Officers had tried to set a trap for Swapp by installing a booby-trapped loudspeaker designed to set off a bright flash when moved. The idea was to blind Swapp while police dogs moved in to subdue him, the legislators said.
However, they said, Swapp shot at the loudspeaker, apparently tipping it over and triggering a flash not as bright as authorities had hoped.
In the letter to Bangerter, Swapp said, ″Take warning, any man of yours who attempts to cross the boundaries of this property without permission will be treated as an aggressive act on your part against us and we will defend ourselves in any manner as we see fit.″
The letters to Bangerter from Swapp and Mrs. Singer were fetched from the stronghold by Ogden Kraut, a long-time family friend and polygamy proponent. Kraut had said Swapp and Mrs. Singer remained firm in their belief that an armed confrontation with police would trigger her dead husband’s resurrection.
″There was only two ways it could end. They could either give up, or shooting,″ Kraut said Thursday.
Officials had maintained they would not storm the compound for fear of harming the nine children, five of whom were under age six.
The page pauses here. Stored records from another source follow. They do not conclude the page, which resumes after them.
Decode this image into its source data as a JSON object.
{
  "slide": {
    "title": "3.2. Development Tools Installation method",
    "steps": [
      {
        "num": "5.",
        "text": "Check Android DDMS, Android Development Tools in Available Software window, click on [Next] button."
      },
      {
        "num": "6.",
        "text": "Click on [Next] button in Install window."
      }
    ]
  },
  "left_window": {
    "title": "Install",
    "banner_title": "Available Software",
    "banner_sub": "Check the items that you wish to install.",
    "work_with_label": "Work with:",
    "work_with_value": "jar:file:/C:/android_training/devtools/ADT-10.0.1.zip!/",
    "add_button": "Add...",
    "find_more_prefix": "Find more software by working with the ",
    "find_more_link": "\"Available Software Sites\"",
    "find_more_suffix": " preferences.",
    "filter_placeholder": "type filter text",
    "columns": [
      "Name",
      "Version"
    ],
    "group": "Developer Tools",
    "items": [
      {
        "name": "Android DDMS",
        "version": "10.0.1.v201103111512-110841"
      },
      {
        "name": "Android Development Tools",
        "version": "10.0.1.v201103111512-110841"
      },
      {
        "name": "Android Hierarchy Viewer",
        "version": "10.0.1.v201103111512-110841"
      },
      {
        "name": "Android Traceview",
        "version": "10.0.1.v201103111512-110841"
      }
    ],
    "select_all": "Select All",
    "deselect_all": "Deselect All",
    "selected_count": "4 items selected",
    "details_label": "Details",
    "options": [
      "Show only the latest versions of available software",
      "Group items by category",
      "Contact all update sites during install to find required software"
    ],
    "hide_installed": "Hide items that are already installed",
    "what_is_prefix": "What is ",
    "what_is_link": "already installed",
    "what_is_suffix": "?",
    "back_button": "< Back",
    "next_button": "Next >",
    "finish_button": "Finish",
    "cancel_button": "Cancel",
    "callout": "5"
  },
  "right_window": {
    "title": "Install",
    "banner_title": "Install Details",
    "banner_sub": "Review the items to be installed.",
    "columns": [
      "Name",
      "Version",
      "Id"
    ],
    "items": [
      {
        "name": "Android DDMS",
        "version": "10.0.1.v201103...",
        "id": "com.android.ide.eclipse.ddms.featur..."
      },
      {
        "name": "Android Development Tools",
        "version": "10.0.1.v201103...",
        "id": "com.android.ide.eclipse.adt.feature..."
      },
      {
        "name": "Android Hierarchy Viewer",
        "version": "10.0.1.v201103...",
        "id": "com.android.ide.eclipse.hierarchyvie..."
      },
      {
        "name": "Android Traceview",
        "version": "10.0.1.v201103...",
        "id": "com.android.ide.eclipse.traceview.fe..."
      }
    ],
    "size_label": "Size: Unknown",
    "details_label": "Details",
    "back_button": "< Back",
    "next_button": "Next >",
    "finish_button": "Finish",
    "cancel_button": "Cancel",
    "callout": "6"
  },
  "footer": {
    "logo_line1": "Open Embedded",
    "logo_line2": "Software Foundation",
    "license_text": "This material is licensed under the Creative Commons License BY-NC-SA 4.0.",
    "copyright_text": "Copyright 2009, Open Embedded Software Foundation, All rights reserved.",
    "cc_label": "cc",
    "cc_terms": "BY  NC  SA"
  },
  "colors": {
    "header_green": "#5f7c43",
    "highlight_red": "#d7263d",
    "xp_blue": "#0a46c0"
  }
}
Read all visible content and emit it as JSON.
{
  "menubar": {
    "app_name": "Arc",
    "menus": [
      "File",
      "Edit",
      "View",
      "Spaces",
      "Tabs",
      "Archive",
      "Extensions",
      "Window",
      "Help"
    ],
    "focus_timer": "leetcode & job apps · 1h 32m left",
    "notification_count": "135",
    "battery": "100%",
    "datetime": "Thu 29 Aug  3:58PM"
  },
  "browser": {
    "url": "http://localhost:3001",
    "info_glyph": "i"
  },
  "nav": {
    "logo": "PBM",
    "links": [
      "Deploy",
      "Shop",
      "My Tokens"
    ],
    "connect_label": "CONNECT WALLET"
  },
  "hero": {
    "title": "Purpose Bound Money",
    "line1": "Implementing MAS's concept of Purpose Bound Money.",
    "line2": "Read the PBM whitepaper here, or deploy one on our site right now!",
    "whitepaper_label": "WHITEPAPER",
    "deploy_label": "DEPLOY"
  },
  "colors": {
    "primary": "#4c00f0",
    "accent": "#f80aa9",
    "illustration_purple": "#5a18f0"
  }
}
Terry Twitchell, a state Department of Social Services spokeswoman, said her agency would take custody of the clan’s three babies. Five children ages 3 to 15 were placed in foster homes. A 17-year-old was in juvenile detention.